AVAILABLE DATA: Begin

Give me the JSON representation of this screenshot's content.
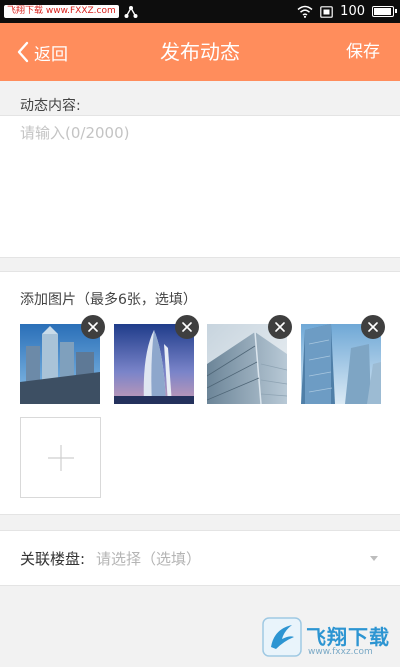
{
  "status_bar": {
    "watermark_text": "飞翔下载 www.FXXZ.com",
    "battery": "100",
    "battery_level": 1.0,
    "icons": [
      "share-icon",
      "wifi-icon",
      "sim-icon",
      "battery-icon"
    ]
  },
  "header": {
    "back_label": "返回",
    "title": "发布动态",
    "save_label": "保存",
    "background_color": "#ff8d5c"
  },
  "content": {
    "label": "动态内容:",
    "placeholder": "请输入(0/2000)",
    "value": ""
  },
  "images": {
    "label": "添加图片（最多6张，选填）",
    "items": [
      {
        "name": "building-photo-1"
      },
      {
        "name": "building-photo-2"
      },
      {
        "name": "building-photo-3"
      },
      {
        "name": "building-photo-4"
      }
    ],
    "remove_icon": "close-icon",
    "add_icon": "plus-icon"
  },
  "property": {
    "label": "关联楼盘:",
    "placeholder": "请选择（选填）",
    "arrow_icon": "dropdown-arrow-icon"
  },
  "site_logo": {
    "text": "飞翔下载",
    "url": "www.fxxz.com"
  }
}
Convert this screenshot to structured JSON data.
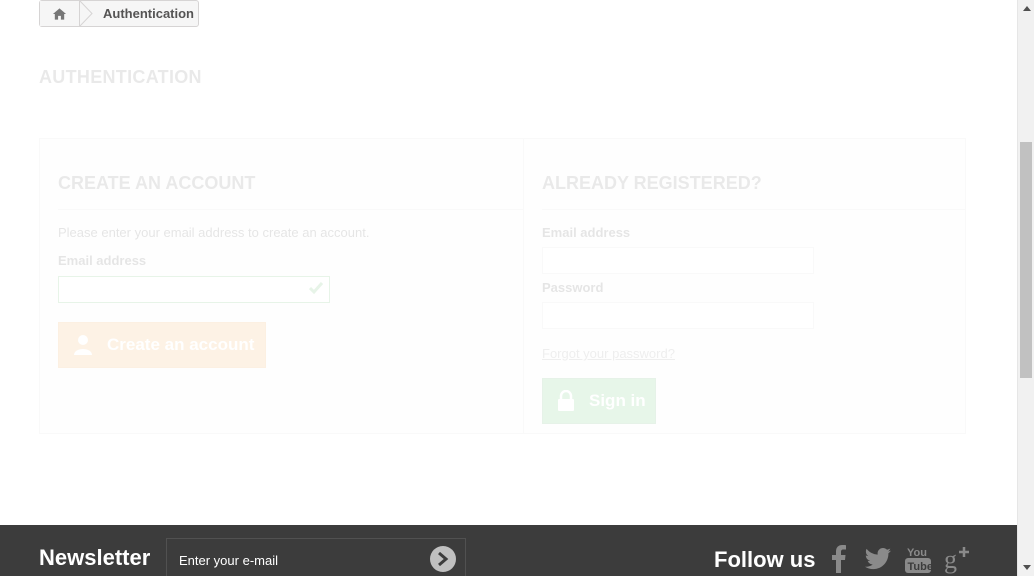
{
  "breadcrumb": {
    "current": "Authentication"
  },
  "page": {
    "heading": "AUTHENTICATION"
  },
  "create_account": {
    "title": "CREATE AN ACCOUNT",
    "instruction": "Please enter your email address to create an account.",
    "email_label": "Email address",
    "email_value": "",
    "button_label": "Create an account"
  },
  "login": {
    "title": "ALREADY REGISTERED?",
    "email_label": "Email address",
    "email_value": "",
    "password_label": "Password",
    "password_value": "",
    "forgot_label": "Forgot your password?",
    "button_label": "Sign in"
  },
  "footer": {
    "newsletter_title": "Newsletter",
    "newsletter_value": "Enter your e-mail",
    "follow_title": "Follow us",
    "social": [
      "facebook-icon",
      "twitter-icon",
      "youtube-icon",
      "google-plus-icon"
    ]
  },
  "colors": {
    "create_button": "#f39d32",
    "signin_button": "#43b754",
    "footer_bg": "#3c3c3c"
  }
}
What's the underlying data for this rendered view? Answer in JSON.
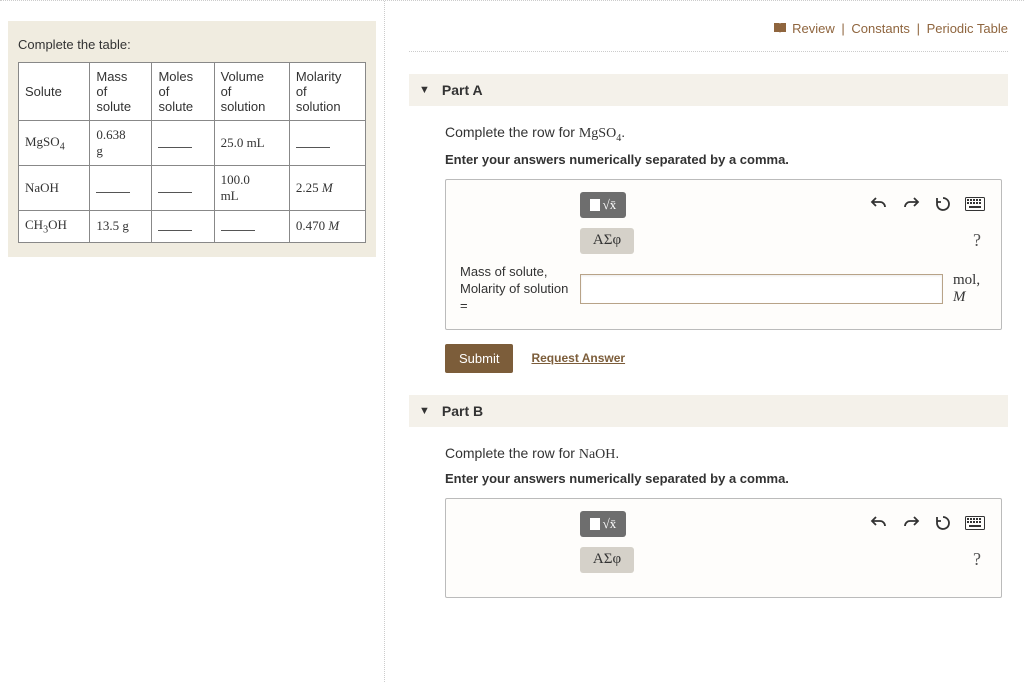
{
  "links": {
    "review": "Review",
    "constants": "Constants",
    "periodic": "Periodic Table"
  },
  "left": {
    "prompt": "Complete the table:",
    "headers": {
      "solute": "Solute",
      "mass": "Mass of solute",
      "moles": "Moles of solute",
      "volume": "Volume of solution",
      "molarity": "Molarity of solution"
    },
    "rows": [
      {
        "solute_html": "MgSO<sub>4</sub>",
        "mass": "0.638 g",
        "moles": "",
        "volume": "25.0 mL",
        "molarity": ""
      },
      {
        "solute_html": "NaOH",
        "mass": "",
        "moles": "",
        "volume": "100.0 mL",
        "molarity": "2.25 M"
      },
      {
        "solute_html": "CH<sub>3</sub>OH",
        "mass": "13.5 g",
        "moles": "",
        "volume": "",
        "molarity": "0.470 M"
      }
    ]
  },
  "partA": {
    "title": "Part A",
    "q1_pre": "Complete the row for ",
    "q1_chem": "MgSO₄",
    "q1_post": ".",
    "q2": "Enter your answers numerically separated by a comma.",
    "symbols": "ΑΣφ",
    "input_label": "Mass of solute, Molarity of solution =",
    "unit_html": "mol, <span class='it'>M</span>",
    "submit": "Submit",
    "request": "Request Answer"
  },
  "partB": {
    "title": "Part B",
    "q1_pre": "Complete the row for ",
    "q1_chem": "NaOH",
    "q1_post": ".",
    "q2": "Enter your answers numerically separated by a comma.",
    "symbols": "ΑΣφ"
  }
}
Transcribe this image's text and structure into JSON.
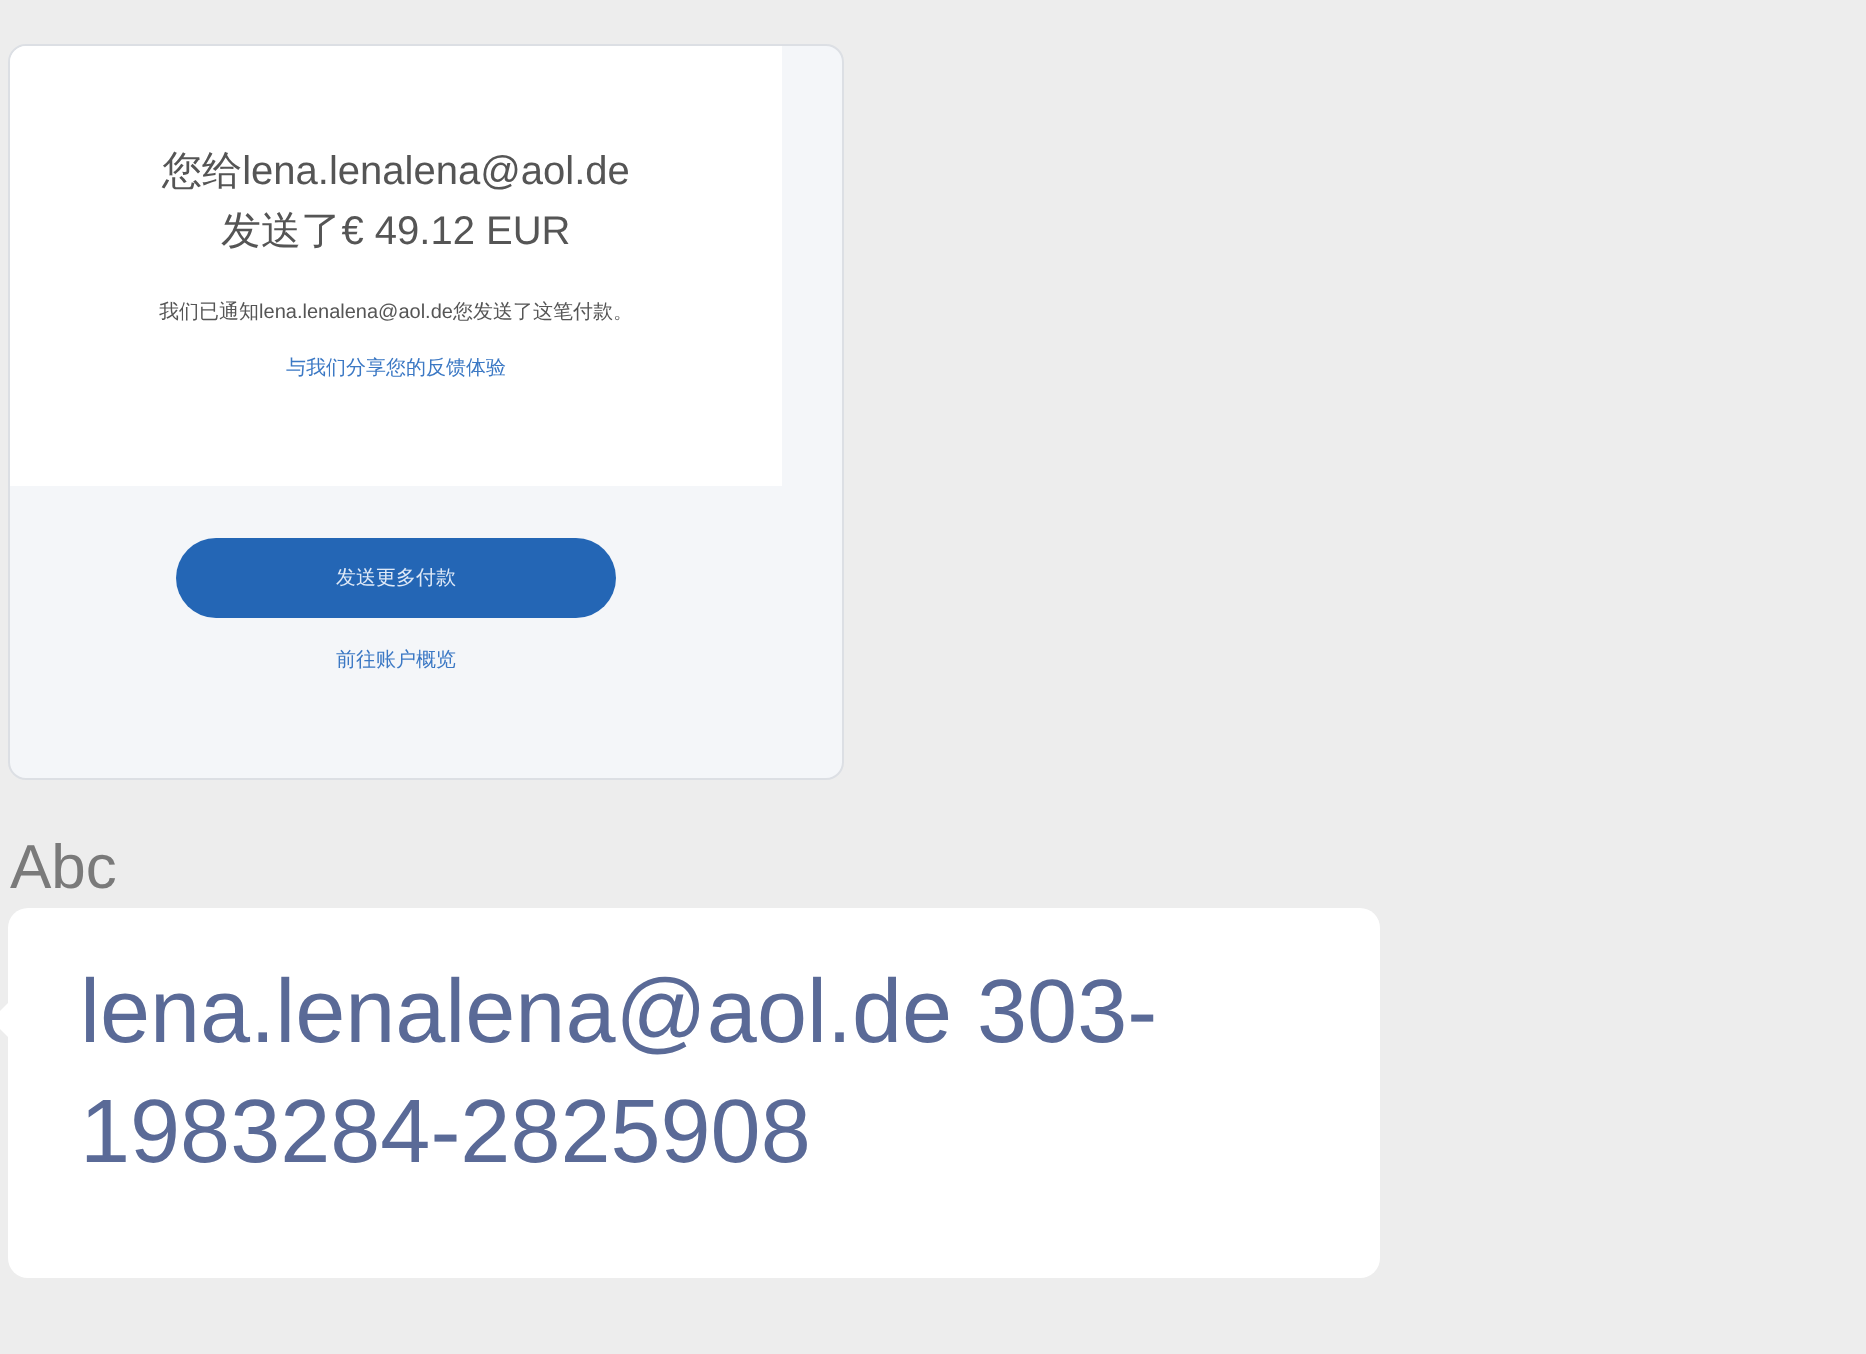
{
  "messages": [
    {
      "kind": "image",
      "screenshot": {
        "heading": [
          "您给lena.lenalena@aol.de",
          "发送了€ 49.12 EUR"
        ],
        "note": "我们已通知lena.lenalena@aol.de您发送了这笔付款。",
        "feedback_link": "与我们分享您的反馈体验",
        "primary_button": "发送更多付款",
        "secondary_link": "前往账户概览"
      }
    },
    {
      "sender": "Abc",
      "kind": "text",
      "text": "lena.lenalena@aol.de 303-1983284-2825908"
    }
  ]
}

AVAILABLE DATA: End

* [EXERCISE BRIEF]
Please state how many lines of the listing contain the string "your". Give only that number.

* [REPLY]
5